Increased aortic stiffness and attenuated lysyl oxidase activity in obesity

Ju Yi Chen, Pei Jane Tsai, Haw Chih Tai, Ruei Lan Tsai, Yu Tzu Chang, Mei Chung Wang, Yu Wei Chiou, Ming Long Yeh, Ming Jer Tang, Chen Fuh Lam, Shu Chu Shiesh, Yi Heng Li, Wei Chuan Tsai, Chang Hua Chou, Li Jen Lin, Hua Lin Wu, Yau Sheng Tsai

Research output: Contribution to journalArticlepeer-review

60 Citations (Scopus)


OBJECTIVE: One potential mechanism through which obesity exerts adverse effects on the vascular system is by increasing aortic stiffness, a change known to be predictive of increased cardiovascular mortality. The aim of this study was to investigate the pathophysiology that links obesity to aortic stiffening.
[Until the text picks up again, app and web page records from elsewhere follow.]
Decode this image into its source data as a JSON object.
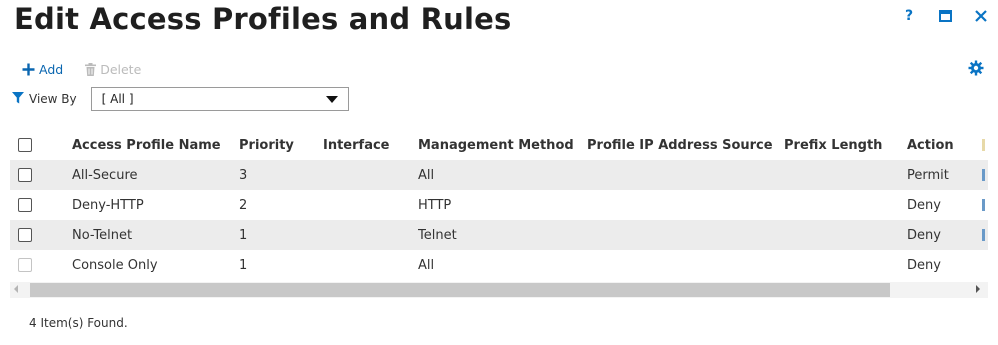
{
  "window": {
    "title": "Edit Access Profiles and Rules",
    "help_label": "?",
    "icons": {
      "help": "help-icon",
      "maximize": "maximize-icon",
      "close": "close-icon",
      "settings": "gear-icon"
    }
  },
  "toolbar": {
    "add_label": "Add",
    "delete_label": "Delete",
    "add_icon": "plus-icon",
    "delete_icon": "trash-icon",
    "delete_enabled": false
  },
  "filter": {
    "view_by_label": "View By",
    "view_by_value": "[ All ]",
    "icon": "filter-icon"
  },
  "table": {
    "columns": [
      "Access Profile Name",
      "Priority",
      "Interface",
      "Management Method",
      "Profile IP Address Source",
      "Prefix Length",
      "Action"
    ],
    "rows": [
      {
        "name": "All-Secure",
        "priority": "3",
        "interface": "",
        "management_method": "All",
        "profile_ip_source": "",
        "prefix_length": "",
        "action": "Permit",
        "checkbox_enabled": true
      },
      {
        "name": "Deny-HTTP",
        "priority": "2",
        "interface": "",
        "management_method": "HTTP",
        "profile_ip_source": "",
        "prefix_length": "",
        "action": "Deny",
        "checkbox_enabled": true
      },
      {
        "name": "No-Telnet",
        "priority": "1",
        "interface": "",
        "management_method": "Telnet",
        "profile_ip_source": "",
        "prefix_length": "",
        "action": "Deny",
        "checkbox_enabled": true
      },
      {
        "name": "Console Only",
        "priority": "1",
        "interface": "",
        "management_method": "All",
        "profile_ip_source": "",
        "prefix_length": "",
        "action": "Deny",
        "checkbox_enabled": false
      }
    ]
  },
  "footer": {
    "count_text": "4 Item(s) Found."
  },
  "colors": {
    "accent": "#0a74c4",
    "row_shade": "#ececec",
    "disabled": "#bbbbbb"
  }
}
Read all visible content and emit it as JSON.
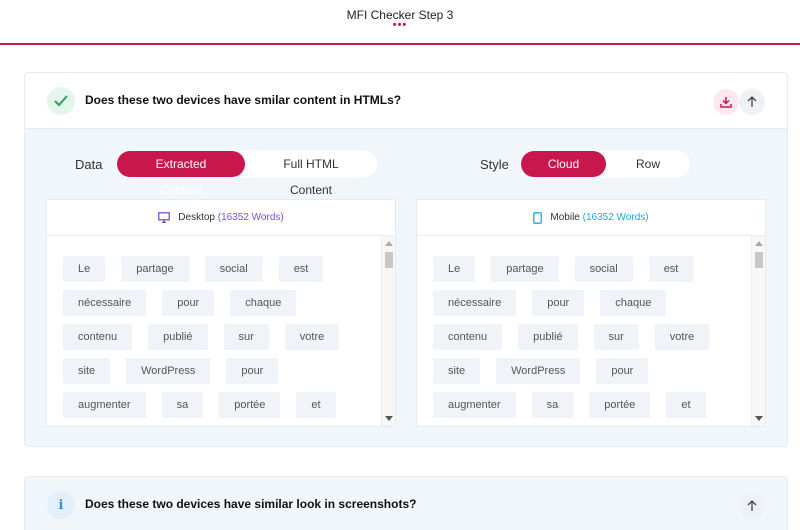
{
  "header": {
    "title": "MFI Checker Step 3",
    "dots": "•••"
  },
  "section1": {
    "question": "Does these two devices have smilar content in HTMLs?",
    "data_label": "Data",
    "data_options": [
      "Extracted Content",
      "Full HTML Content"
    ],
    "data_selected": "Extracted Content",
    "style_label": "Style",
    "style_options": [
      "Cloud",
      "Row"
    ],
    "style_selected": "Cloud",
    "desktop": {
      "label": "Desktop",
      "words": "(16352 Words)"
    },
    "mobile": {
      "label": "Mobile",
      "words": "(16352 Words)"
    },
    "word_rows": [
      [
        "Le",
        "partage",
        "social",
        "est"
      ],
      [
        "nécessaire",
        "pour",
        "chaque"
      ],
      [
        "contenu",
        "publié",
        "sur",
        "votre"
      ],
      [
        "site",
        "WordPress",
        "pour"
      ],
      [
        "augmenter",
        "sa",
        "portée",
        "et"
      ]
    ],
    "colors": {
      "accent": "#c8174d",
      "success": "#2e9e5b",
      "desktop_icon": "#7b4fd6",
      "mobile_icon": "#1fa9d9"
    }
  },
  "section2": {
    "icon_glyph": "i",
    "question": "Does these two devices have similar look in screenshots?"
  }
}
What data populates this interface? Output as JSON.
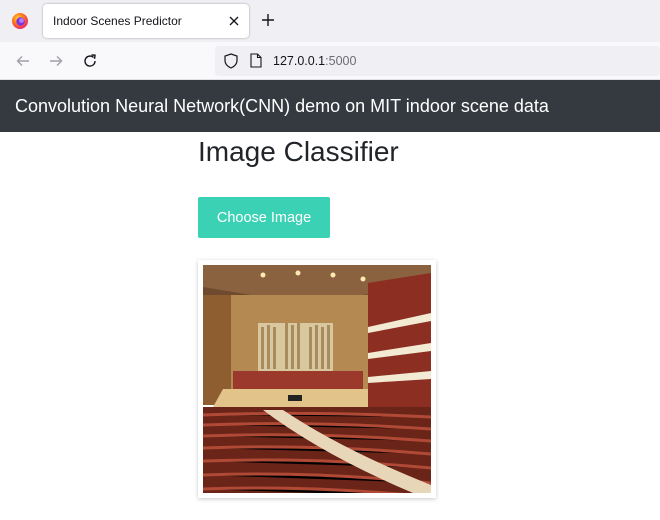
{
  "browser": {
    "tab": {
      "title": "Indoor Scenes Predictor"
    },
    "url": {
      "host": "127.0.0.1",
      "port": ":5000"
    }
  },
  "header": {
    "title": "Convolution Neural Network(CNN) demo on MIT indoor scene data",
    "background": "#343a40"
  },
  "main": {
    "title": "Image Classifier",
    "choose_button": {
      "label": "Choose Image",
      "color": "#3bd1b4"
    },
    "preview": {
      "subject": "concert hall interior with stage, pipe organ and rows of red seats"
    }
  },
  "icons": {
    "browser_logo": "firefox-logo-icon",
    "tab_close": "close-icon",
    "new_tab": "plus-icon",
    "back": "arrow-left-icon",
    "forward": "arrow-right-icon",
    "reload": "reload-icon",
    "shield": "shield-icon",
    "page": "page-icon"
  }
}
APPROACH AND RESULTS: Obese (ob/ob) mice were used to examine physical, morphological, and molecular changes in the aorta in response to obesity. ob/ob mice had increased aortic pulse wave velocity and tissue rigidity. ob/ob aorta exhibited decreases of lysyl oxidase (LOX) activity and cross-linked elastin, and increases of elastin fragmentation and elastolytic activity. The aortas of ob/ob mice were surrounded by a significant amount of proinflammatory and pro-oxidative perivascular adipose tissue. In vitro studies revealed that the conditioned medium from differentiated adipocytes or the perivascular adipose tissue of ob/ob mice attenuated LOX activity. Furthermore, inhibition of LOX in wild-type lean mice caused elastin fragmentation and induced a significant increase in pulse wave velocity. Finally, we found that obese humans had stiffer arteries and lower serum LOX levels than do normal-weight humans. CONCLUSION: Our results demonstrated that obesity resulted in aortic stiffening in both humans and mice, and established a causal relationship between LOX downregulation and aortic stiffening in obesity.

Original languageEnglish
Pages (from-to)839-846
Number of pages8
JournalArteriosclerosis, thrombosis, and vascular biology
Issue number4
Publication statusPublished - 2013 Apr

All Science Journal Classification (ASJC) codes

  • Cardiology and Cardiovascular Medicine


Dive into the research topics of 'Increased aortic stiffness and attenuated lysyl oxidase activity in obesity'. Together they form a unique fingerprint.

Cite this